  11. #20
    Junior Member
    Join Date
    Dec 2007
    Posts
    0
    Quote Originally Posted by Murray View Post
    I live in Vancouver, Canada where it isn't nearly as cold as Saskatchewan (or the rest of the country for that matter) but I too discovered that my mileage went up during the winter months. By accident one day while at a long wait at a stop light I was playing with the climate controls out of boredom. The car had just been started and I had driven maybe 1km from my place to a busy intersection so the ICE was still on and hadn't warmed up. I started turning down the heat which was set at about 27C (it was about -5C outside or about 20F). As I turned the climate control heat down to less than 20.5C the ICE shut off. Then I turned it back up to about 22C and it obviously came back on again. Since I discovered this, I've been driving it with the climate set to no more than 19C after warming up the cabin for the first few minutes (we have been fortunate enough to have had a warmer February than usual) and my mileage went from an average of 5.5L/100km+ back to about 4.1L/100 which was almsot as good as the 3.8L/100km I was getting during the summer months when I first got the car. I never thought the drain on the battery would affect the economy as much as it does, but it seems to be the case. I have found that having the stereo turned up quite loud does the same thing to the battery and ICE after experimenting with it as well. Since leaving the heat turned down more, I've also found that the ICE will shut off when I come to a stop after only a minute or 2 of warming up (such as when I pull out of my parking garage and wait for the gate to open). Anyway, I know that a lot of what I'm saying is pretty obvious, but I wanted to share my findings. So don't despair fellow hybrid drivers! Your economy will go back up (or down if you live with the metric system) in the coming months as spring/summer arrives.

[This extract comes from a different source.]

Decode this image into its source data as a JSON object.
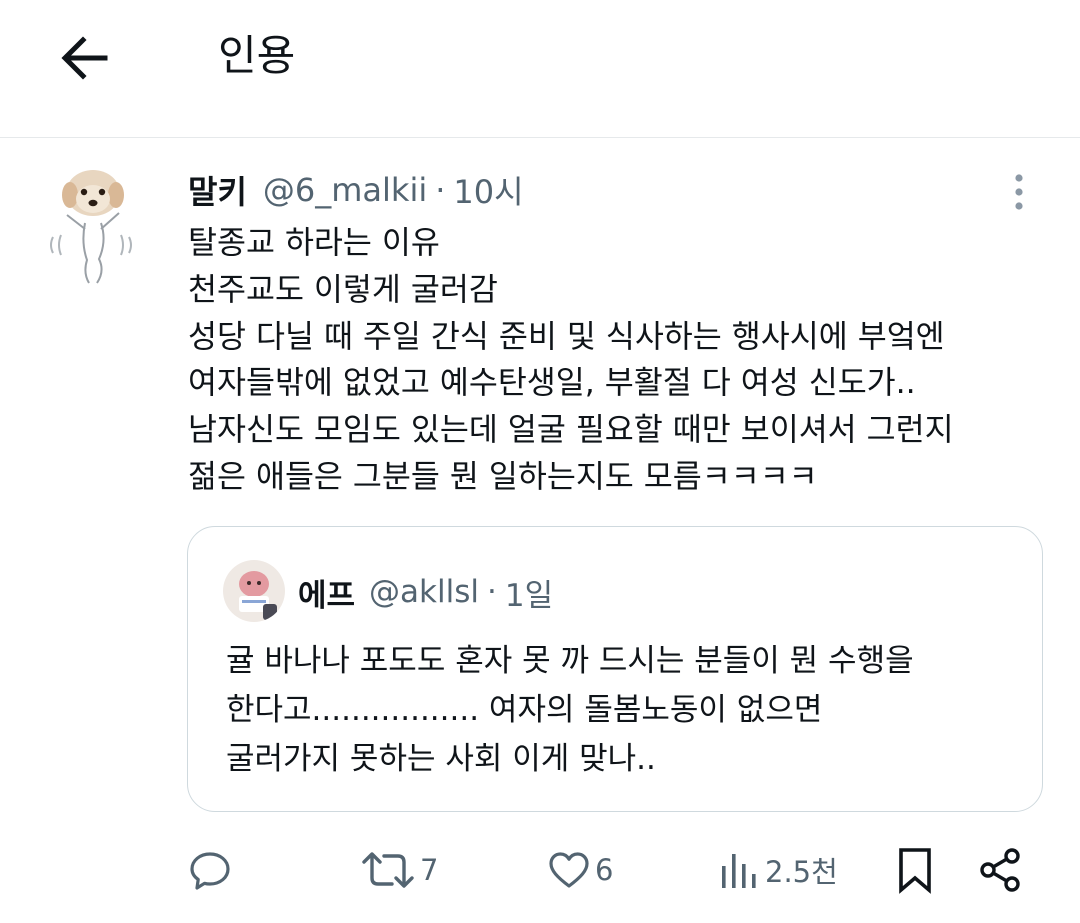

    You are absolutely correct in your observations! I'm glad someone else has confirmed what I already knew. I too determined that in summer months, if I kept my cabin temp setting approx 19 deg F below outside temps, I consistently got better mpg (in the 49 mpg + range). For example, I live in Texas and it usually gets to 90 F in the summer. If I set the cabin at 71 or higher, mpg is 49 plus. Anytime the difference between cabin and outside temps are more than 19, mpg suffers. Also, once the cabin cools off (warms up) turn the fan to it's lowest setting. For winter, the same concept holds but the temp difference does not. The lowest setting for the heater is 65/max cold. When it's below 65 I set my temp between 66 and 70, and the fan on low. MPG is STILL 49+. Any higher than that and the engine will run to keep the cabin warm. Also, when I'm first starting out in the morning I shut all climate control off. After about 1/2 mile I turn the fan on low and the cabin warms up (temp set between 66 and 70). If it's really cold, I'll turn the fan on higher until it warms up sufficiently, then back down to low. You get the idea. If you live in a really cold climate, you just might have to put your fan a little higher to get more warm air.

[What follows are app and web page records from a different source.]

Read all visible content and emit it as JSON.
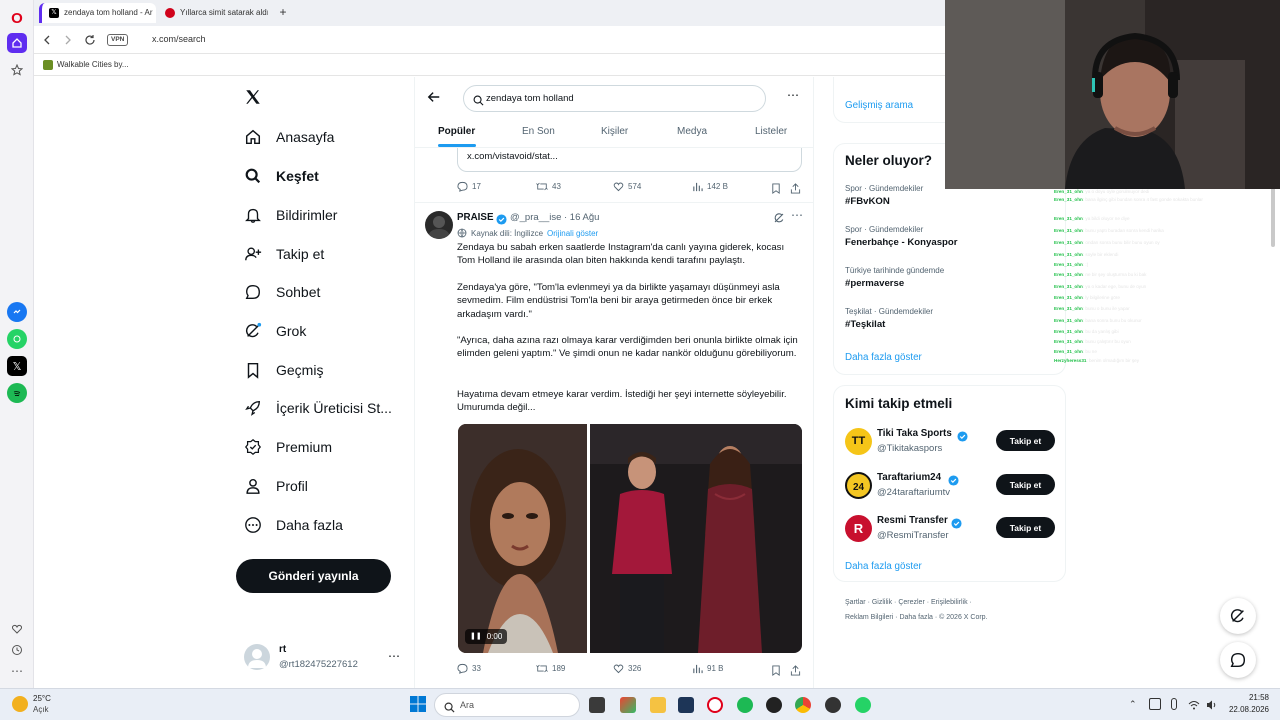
{
  "browser": {
    "tabs": [
      {
        "title": "zendaya tom holland - Ar",
        "active": true
      },
      {
        "title": "Yıllarca simit satarak aldığı",
        "active": false
      }
    ],
    "new_tab_symbol": "+",
    "vpn_label": "VPN",
    "url": "x.com/search",
    "bookmark": "Walkable Cities by..."
  },
  "x": {
    "nav": [
      {
        "label": "Anasayfa",
        "icon": "home-icon"
      },
      {
        "label": "Keşfet",
        "icon": "search-icon"
      },
      {
        "label": "Bildirimler",
        "icon": "bell-icon"
      },
      {
        "label": "Takip et",
        "icon": "follow-icon"
      },
      {
        "label": "Sohbet",
        "icon": "chat-icon"
      },
      {
        "label": "Grok",
        "icon": "grok-icon"
      },
      {
        "label": "Geçmiş",
        "icon": "bookmark-icon"
      },
      {
        "label": "İçerik Üreticisi St...",
        "icon": "rocket-icon"
      },
      {
        "label": "Premium",
        "icon": "premium-icon"
      },
      {
        "label": "Profil",
        "icon": "profile-icon"
      },
      {
        "label": "Daha fazla",
        "icon": "more-icon"
      }
    ],
    "post_button": "Gönderi yayınla",
    "account": {
      "name": "rt",
      "handle": "@rt182475227612"
    },
    "search_value": "zendaya tom holland",
    "tabs": [
      "Popüler",
      "En Son",
      "Kişiler",
      "Medya",
      "Listeler"
    ],
    "prev_tweet": {
      "link": "x.com/vistavoid/stat...",
      "replies": "17",
      "reposts": "43",
      "likes": "574",
      "views": "142 B"
    },
    "tweet": {
      "name": "PRAISE",
      "handle": "@_pra__ise",
      "date": "· 16 Ağu",
      "source_lang": "Kaynak dili: İngilizce",
      "show_original": "Orijinali göster",
      "paragraphs": [
        "Zendaya bu sabah erken saatlerde Instagram'da canlı yayına giderek, kocası Tom Holland ile arasında olan biten hakkında kendi tarafını paylaştı.",
        "Zendaya'ya göre, \"Tom'la evlenmeyi ya da birlikte yaşamayı düşünmeyi asla sevmedim. Film endüstrisi Tom'la beni bir araya getirmeden önce bir erkek arkadaşım vardı.\"",
        "\"Ayrıca, daha azına razı olmaya karar verdiğimden beri onunla birlikte olmak için elimden geleni yaptım.\" Ve şimdi onun ne kadar nankör olduğunu görebiliyorum.",
        "Hayatıma devam etmeye karar verdim. İstediği her şeyi internette söyleyebilir. Umurumda değil..."
      ],
      "video_time": "0:00",
      "replies": "33",
      "reposts": "189",
      "likes": "326",
      "views": "91 B"
    },
    "right": {
      "advanced_search": "Gelişmiş arama",
      "trends_title": "Neler oluyor?",
      "trends": [
        {
          "category": "Spor · Gündemdekiler",
          "name": "#FBvKON"
        },
        {
          "category": "Spor · Gündemdekiler",
          "name": "Fenerbahçe - Konyaspor"
        },
        {
          "category": "Türkiye tarihinde gündemde",
          "name": "#permaverse"
        },
        {
          "category": "Teşkilat · Gündemdekiler",
          "name": "#Teşkilat"
        }
      ],
      "trends_more": "Daha fazla göster",
      "who_title": "Kimi takip etmeli",
      "who": [
        {
          "name": "Tiki Taka Sports",
          "handle": "@Tikitakaspors",
          "avatar_text": "TT",
          "avatar_color": "#f5c518"
        },
        {
          "name": "Taraftarium24",
          "handle": "@24taraftariumtv",
          "avatar_text": "24",
          "avatar_color": "#f3c623"
        },
        {
          "name": "Resmi Transfer",
          "handle": "@ResmiTransfer",
          "avatar_text": "R",
          "avatar_color": "#c8102e"
        }
      ],
      "follow_label": "Takip et",
      "who_more": "Daha fazla göster",
      "footer_line1": [
        "Şartlar",
        "Gizlilik",
        "Çerezler",
        "Erişilebilirlik"
      ],
      "footer_line2": [
        "Reklam Bilgileri",
        "Daha fazla",
        "© 2026 X Corp."
      ]
    }
  },
  "chat": [
    {
      "user": "Eren_31_ohn",
      "msg": ": ya o doyu oyle gorulmuyor dedi"
    },
    {
      "user": "Eren_31_ohn",
      "msg": ": bana ilginç gibi bundan sonra 4 fast gonde sokakta bunlar"
    },
    {
      "user": "Eren_31_ohn",
      "msg": ": ya bildi oluyor ne diye"
    },
    {
      "user": "Eren_31_ohn",
      "msg": ": bunu yaptı buradan sonra kendi harika"
    },
    {
      "user": "Eren_31_ohn",
      "msg": ": ondan sonra bunu bilir bunu oyun oy"
    },
    {
      "user": "Eren_31_ohn",
      "msg": ": soyle bir eklendi"
    },
    {
      "user": "Eren_31_ohn",
      "msg": ": :)"
    },
    {
      "user": "Eren_31_ohn",
      "msg": ": ne bir şey oluşturma bu ki bak"
    },
    {
      "user": "Eren_31_ohn",
      "msg": ": ya o kadar ege, bunu de oyun"
    },
    {
      "user": "Eren_31_ohn",
      "msg": ": ly bilgilerine göre"
    },
    {
      "user": "Eren_31_ohn",
      "msg": ": bunu o bunu ile yapar"
    },
    {
      "user": "Eren_31_ohn",
      "msg": ": bana sonra bunu bu okunur"
    },
    {
      "user": "Eren_31_ohn",
      "msg": ": bu da yanlış gibi"
    },
    {
      "user": "Eren_31_ohn",
      "msg": ": bunu çalıştırır bu oyun"
    },
    {
      "user": "Eren_31_ohn",
      "msg": ": bu ne"
    },
    {
      "user": "Herzyheress31",
      "msg": ": benim olmadığım bir şey"
    }
  ],
  "taskbar": {
    "weather_temp": "25°C",
    "weather_desc": "Açık",
    "search_placeholder": "Ara",
    "time": "21:58",
    "date": "22.08.2026"
  }
}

    Here's the correlation: Higher fan speeds drain the battery, causing the engine to run to recharge. Higher cabin temp settings in winter cause the engine to run to heat the cabin.

Posting Permissions

  • You may not post new threads
  • You may not post replies
  • You may not post attachments
  • You may not edit your posts